I Told Harvard: Business is Not About the Money
I recently had the pleasure of speaking at Harvard University for Women’s Entrepreneurship Day. This global event, in partnership with the United Nations and the U.S. State Department, is an exciting campaign designed to encourage and empower more women in business.
As you can imagine, I was honored to be at one of the world’s most prestigious universities facing an audience of future leaders on this occasion. Like so many speaking invitations that I receive, I was excited to share the success story of our organization at Dwyer Group. But more importantly, I accepted this invitation to speak about values. As I told everyone in the auditorium at Harvard, business is not about the money.
Success in business starts with having values.
Many people — especially those who follow franchising — know the growth story and success behind Dwyer Group. They know that our service brands are household names. They know that we have grown into a billion-dollar organization with more than 2,500 franchises around the world.
But what I like to explain is the Code of Values at the heart of our business that has provided the roadmap for how we live and how we lead across those service brands. You see, I credit the success of our company to our Code of Values — the guiding principles that serve as the foundation for our business.
As I said at Harvard, “The profits are simply the applause we get for doing right by taking care of people.” Real success, the kind that goes even deeper than the bottom line, is rooted in living and leading with values.
This seemed all too appropriate on Women’s Entrepreneurship Day. After all, I believe that women have a nurturing instinct that points us in this direction in many ways. In taking care of business, we often approach it as taking care of people too.
The unfortunate reality, however, is that many companies think they have this kind of culture or environment in the workplace when they don’t.
It’s been said that 95% of companies that have a code of values don’t use it.
A company may think it is living and leading with values because its leaders have gone through the exercise of writing down a code of values for the organization. But many times, as I share in my book Values, Inc., that’s all it is – an exercise. The missing element is putting that code of values into practice.
Dina shares Dwyer Group’s Code of Values at Harvard.
Thousands of companies spend countless hours and tons of money with experts to help define their mission, vision and values. They write them down, hang them on the wall…and then walk away.
The key for our team at Dwyer Group is reciting those values at meetings, looking to them for answers when we have a question about our business, and bringing them to life. When it comes to values in business, our team knows what we stand for and it’s more than just a theory. This is the real exercise, a daily exercise, that makes a distinct difference.
Students can make a difference to our future business world too.

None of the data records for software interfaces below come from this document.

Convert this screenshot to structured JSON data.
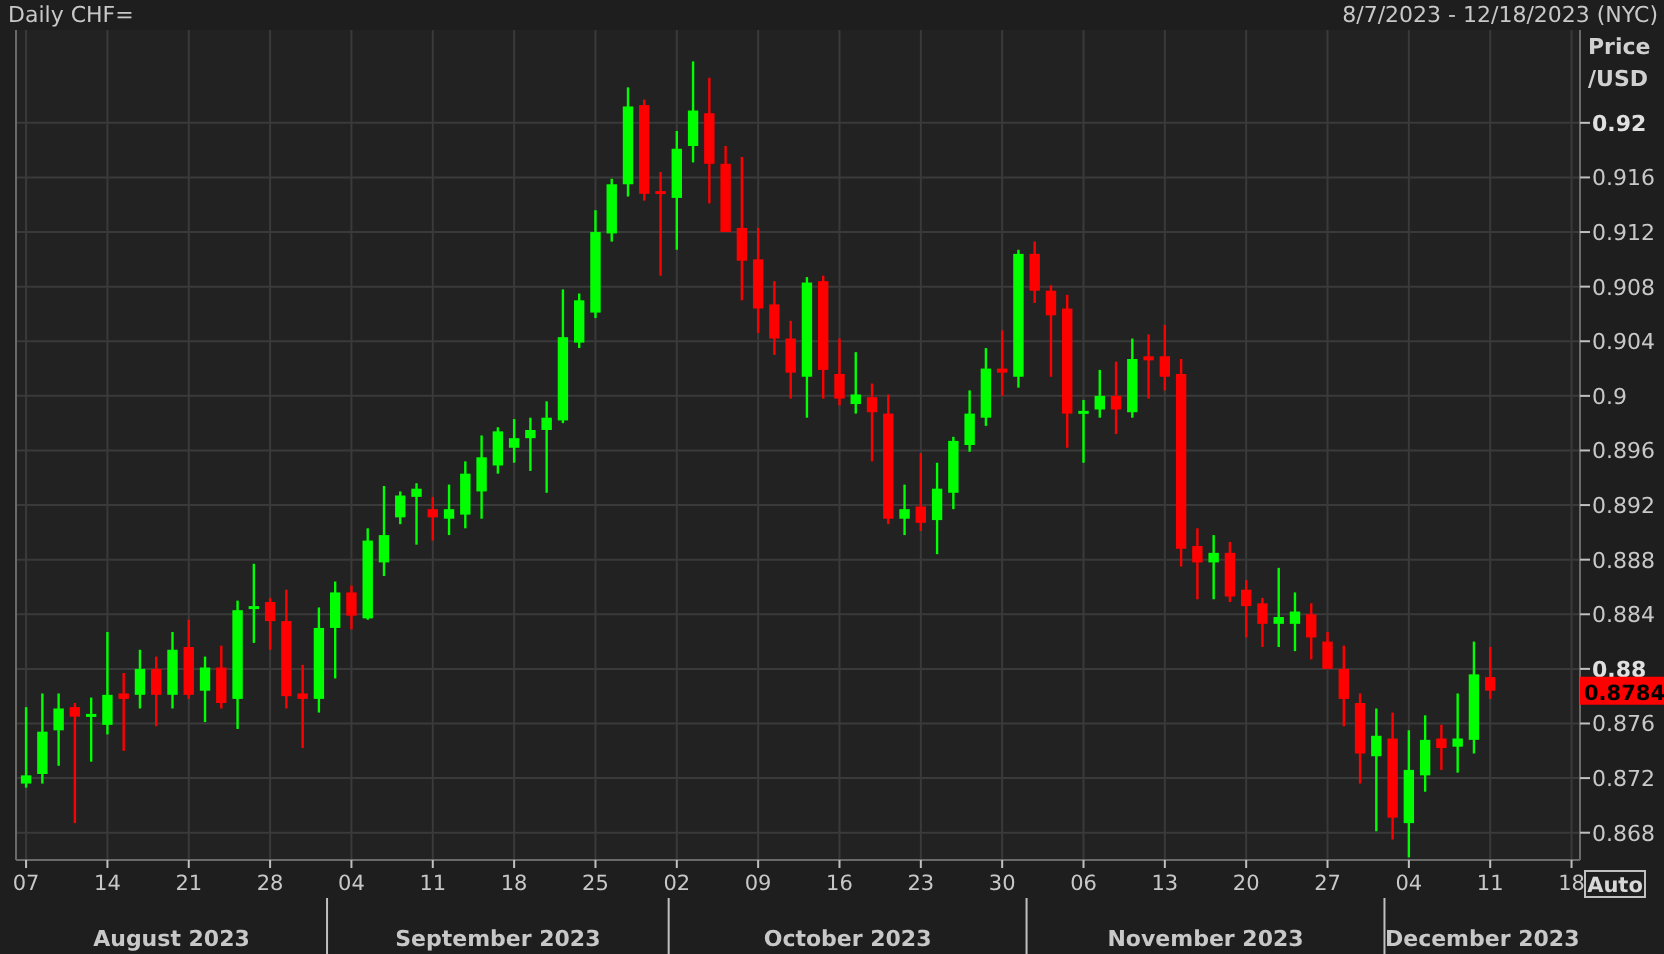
{
  "header": {
    "range": "8/7/2023 - 12/18/2023 (NYC)"
  },
  "chart": {
    "chart_data": {
      "type": "candlestick",
      "title": "Daily CHF=",
      "ylabel": "Price /USD",
      "categories": [
        "07",
        null,
        null,
        null,
        null,
        "14",
        null,
        null,
        null,
        null,
        "21",
        null,
        null,
        null,
        null,
        "28",
        null,
        null,
        null,
        null,
        "04",
        null,
        null,
        null,
        null,
        "11",
        null,
        null,
        null,
        null,
        "18",
        null,
        null,
        null,
        null,
        "25",
        null,
        null,
        null,
        null,
        "02",
        null,
        null,
        null,
        null,
        "09",
        null,
        null,
        null,
        null,
        "16",
        null,
        null,
        null,
        null,
        "23",
        null,
        null,
        null,
        null,
        "30",
        null,
        null,
        null,
        null,
        "06",
        null,
        null,
        null,
        null,
        "13",
        null,
        null,
        null,
        null,
        "20",
        null,
        null,
        null,
        null,
        "27",
        null,
        null,
        null,
        null,
        "04",
        null,
        null,
        null,
        null,
        "11",
        null,
        null,
        null,
        null,
        "18"
      ],
      "ylim": [
        0.866,
        0.9268
      ],
      "grid": true,
      "yticks": [
        {
          "value": 0.92,
          "label": "0.92"
        },
        {
          "value": 0.916,
          "label": "0.916"
        },
        {
          "value": 0.912,
          "label": "0.912"
        },
        {
          "value": 0.908,
          "label": "0.908"
        },
        {
          "value": 0.904,
          "label": "0.904"
        },
        {
          "value": 0.9,
          "label": "0.9"
        },
        {
          "value": 0.896,
          "label": "0.896"
        },
        {
          "value": 0.892,
          "label": "0.892"
        },
        {
          "value": 0.888,
          "label": "0.888"
        },
        {
          "value": 0.884,
          "label": "0.884"
        },
        {
          "value": 0.88,
          "label": "0.88"
        },
        {
          "value": 0.876,
          "label": "0.876"
        },
        {
          "value": 0.872,
          "label": "0.872"
        },
        {
          "value": 0.868,
          "label": "0.868"
        }
      ],
      "ohlc": [
        [
          0.8716,
          0.8772,
          0.8713,
          0.8722
        ],
        [
          0.8723,
          0.8782,
          0.8716,
          0.8754
        ],
        [
          0.8755,
          0.8782,
          0.8729,
          0.8771
        ],
        [
          0.8772,
          0.8775,
          0.8687,
          0.8765
        ],
        [
          0.8766,
          0.8779,
          0.8732,
          0.8767
        ],
        [
          0.8759,
          0.8827,
          0.8752,
          0.8781
        ],
        [
          0.8782,
          0.8797,
          0.874,
          0.8778
        ],
        [
          0.8781,
          0.8814,
          0.8771,
          0.88
        ],
        [
          0.88,
          0.8809,
          0.8758,
          0.8781
        ],
        [
          0.8781,
          0.8827,
          0.8771,
          0.8814
        ],
        [
          0.8816,
          0.8836,
          0.8778,
          0.8781
        ],
        [
          0.8784,
          0.8809,
          0.8761,
          0.8801
        ],
        [
          0.8801,
          0.8817,
          0.8771,
          0.8775
        ],
        [
          0.8778,
          0.885,
          0.8756,
          0.8843
        ],
        [
          0.8844,
          0.8877,
          0.8819,
          0.8846
        ],
        [
          0.8849,
          0.8852,
          0.8814,
          0.8835
        ],
        [
          0.8835,
          0.8858,
          0.8771,
          0.878
        ],
        [
          0.8782,
          0.8803,
          0.8742,
          0.8778
        ],
        [
          0.8778,
          0.8845,
          0.8768,
          0.883
        ],
        [
          0.883,
          0.8864,
          0.8793,
          0.8856
        ],
        [
          0.8856,
          0.8861,
          0.8829,
          0.8839
        ],
        [
          0.8837,
          0.8903,
          0.8836,
          0.8894
        ],
        [
          0.8878,
          0.8934,
          0.8868,
          0.8898
        ],
        [
          0.8911,
          0.893,
          0.8906,
          0.8927
        ],
        [
          0.8926,
          0.8936,
          0.8891,
          0.8932
        ],
        [
          0.8917,
          0.8926,
          0.8894,
          0.8911
        ],
        [
          0.891,
          0.8935,
          0.8898,
          0.8917
        ],
        [
          0.8913,
          0.8952,
          0.8903,
          0.8943
        ],
        [
          0.893,
          0.8971,
          0.891,
          0.8955
        ],
        [
          0.8949,
          0.8977,
          0.8943,
          0.8974
        ],
        [
          0.8962,
          0.8983,
          0.8951,
          0.8969
        ],
        [
          0.8969,
          0.8984,
          0.8945,
          0.8975
        ],
        [
          0.8975,
          0.8996,
          0.8929,
          0.8984
        ],
        [
          0.8982,
          0.9078,
          0.898,
          0.9043
        ],
        [
          0.9039,
          0.9075,
          0.9035,
          0.907
        ],
        [
          0.9061,
          0.9136,
          0.9057,
          0.912
        ],
        [
          0.9119,
          0.9159,
          0.9113,
          0.9155
        ],
        [
          0.9155,
          0.9226,
          0.9146,
          0.9212
        ],
        [
          0.9213,
          0.9217,
          0.9143,
          0.9148
        ],
        [
          0.915,
          0.9164,
          0.9088,
          0.9149
        ],
        [
          0.9145,
          0.9194,
          0.9107,
          0.9181
        ],
        [
          0.9183,
          0.9245,
          0.9171,
          0.9209
        ],
        [
          0.9207,
          0.9233,
          0.9141,
          0.917
        ],
        [
          0.917,
          0.9183,
          0.912,
          0.912
        ],
        [
          0.9123,
          0.9175,
          0.907,
          0.9099
        ],
        [
          0.91,
          0.9123,
          0.9046,
          0.9064
        ],
        [
          0.9067,
          0.9084,
          0.903,
          0.9042
        ],
        [
          0.9042,
          0.9055,
          0.8998,
          0.9017
        ],
        [
          0.9014,
          0.9087,
          0.8984,
          0.9083
        ],
        [
          0.9084,
          0.9088,
          0.8998,
          0.9019
        ],
        [
          0.9016,
          0.9042,
          0.8993,
          0.8998
        ],
        [
          0.8994,
          0.9032,
          0.8987,
          0.9001
        ],
        [
          0.8999,
          0.9009,
          0.8952,
          0.8988
        ],
        [
          0.8987,
          0.9001,
          0.8906,
          0.891
        ],
        [
          0.891,
          0.8935,
          0.8898,
          0.8917
        ],
        [
          0.8919,
          0.8958,
          0.8901,
          0.8907
        ],
        [
          0.8909,
          0.8951,
          0.8884,
          0.8932
        ],
        [
          0.8929,
          0.897,
          0.8917,
          0.8967
        ],
        [
          0.8964,
          0.9004,
          0.8959,
          0.8987
        ],
        [
          0.8984,
          0.9035,
          0.8978,
          0.902
        ],
        [
          0.902,
          0.9048,
          0.9,
          0.9017
        ],
        [
          0.9014,
          0.9107,
          0.9006,
          0.9104
        ],
        [
          0.9104,
          0.9113,
          0.9068,
          0.9077
        ],
        [
          0.9077,
          0.9081,
          0.9014,
          0.9059
        ],
        [
          0.9064,
          0.9074,
          0.8962,
          0.8987
        ],
        [
          0.8987,
          0.8997,
          0.8951,
          0.8989
        ],
        [
          0.899,
          0.9019,
          0.8984,
          0.9
        ],
        [
          0.9,
          0.9025,
          0.8972,
          0.899
        ],
        [
          0.8988,
          0.9042,
          0.8984,
          0.9027
        ],
        [
          0.9029,
          0.9045,
          0.8998,
          0.9026
        ],
        [
          0.9029,
          0.9052,
          0.9004,
          0.9014
        ],
        [
          0.9016,
          0.9027,
          0.8875,
          0.8888
        ],
        [
          0.889,
          0.8903,
          0.8851,
          0.8878
        ],
        [
          0.8878,
          0.8898,
          0.8851,
          0.8885
        ],
        [
          0.8885,
          0.8893,
          0.8849,
          0.8853
        ],
        [
          0.8858,
          0.8865,
          0.8823,
          0.8846
        ],
        [
          0.8848,
          0.8852,
          0.8816,
          0.8833
        ],
        [
          0.8833,
          0.8874,
          0.8816,
          0.8838
        ],
        [
          0.8833,
          0.8856,
          0.8813,
          0.8842
        ],
        [
          0.884,
          0.8848,
          0.8807,
          0.8823
        ],
        [
          0.882,
          0.8827,
          0.88,
          0.88
        ],
        [
          0.88,
          0.8817,
          0.8758,
          0.8778
        ],
        [
          0.8775,
          0.8782,
          0.8716,
          0.8738
        ],
        [
          0.8736,
          0.8771,
          0.8681,
          0.8751
        ],
        [
          0.8749,
          0.8768,
          0.8675,
          0.8691
        ],
        [
          0.8687,
          0.8755,
          0.8662,
          0.8726
        ],
        [
          0.8722,
          0.8766,
          0.871,
          0.8748
        ],
        [
          0.8749,
          0.8759,
          0.8726,
          0.8742
        ],
        [
          0.8743,
          0.8782,
          0.8724,
          0.8749
        ],
        [
          0.8748,
          0.882,
          0.8738,
          0.8796
        ],
        [
          0.8794,
          0.8816,
          0.8778,
          0.8784
        ],
        null,
        null,
        null,
        null,
        null
      ]
    },
    "last_price": "0.8784",
    "months": [
      "August 2023",
      "September 2023",
      "October 2023",
      "November 2023",
      "December 2023"
    ],
    "auto_button": "Auto"
  }
}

One of the reasons I love speaking to college students is because they can make a lasting impact on how businesses live and lead in the future as well. They are the future! And what they learn in the classroom may influence what they do in their careers. Studying theories, reading books and even hearing from speakers like me might provide lessons and information worthy of action on the paths they choose. My hope is that my story, the Dwyer Group’s story, is one of those lessons about values in business that they can put into practice when they pursue their dreams. The rewards, even the monetary kind, will follow.